Problem details ->
The lines wanted are those in the data below that include "Candidates".

[[ Records for the task, beginning ]]

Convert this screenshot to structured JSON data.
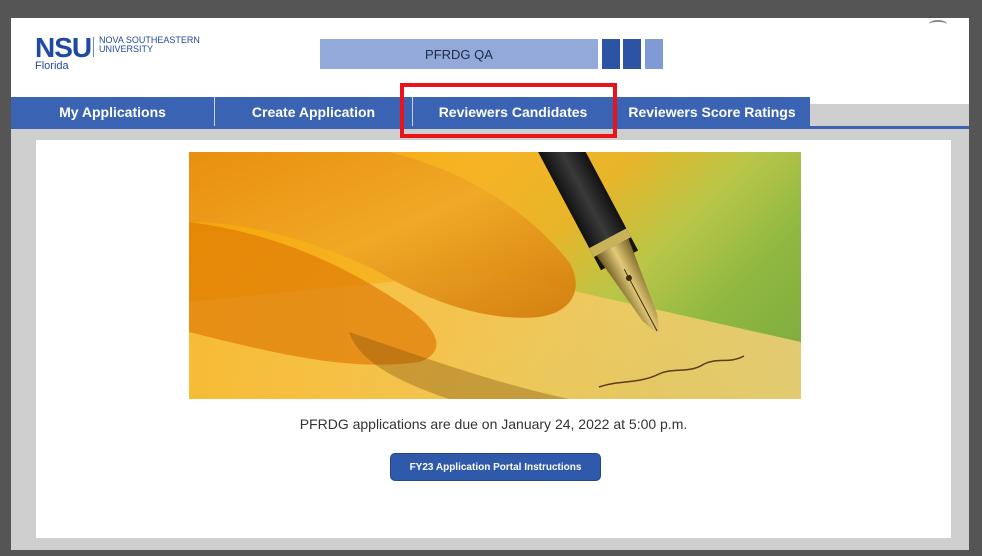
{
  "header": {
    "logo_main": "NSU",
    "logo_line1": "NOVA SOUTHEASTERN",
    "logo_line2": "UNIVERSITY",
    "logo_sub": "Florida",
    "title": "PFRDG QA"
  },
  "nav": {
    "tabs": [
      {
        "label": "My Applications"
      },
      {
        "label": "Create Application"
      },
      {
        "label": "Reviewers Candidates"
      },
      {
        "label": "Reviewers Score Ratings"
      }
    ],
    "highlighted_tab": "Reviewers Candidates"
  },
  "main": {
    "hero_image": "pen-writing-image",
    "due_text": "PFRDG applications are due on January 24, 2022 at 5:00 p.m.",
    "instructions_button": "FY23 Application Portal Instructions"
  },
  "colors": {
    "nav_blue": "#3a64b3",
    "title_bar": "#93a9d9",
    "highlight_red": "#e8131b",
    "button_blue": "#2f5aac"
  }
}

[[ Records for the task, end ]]

The completed task ->
        "label": "Reviewers Candidates"
    "highlighted_tab": "Reviewers Candidates"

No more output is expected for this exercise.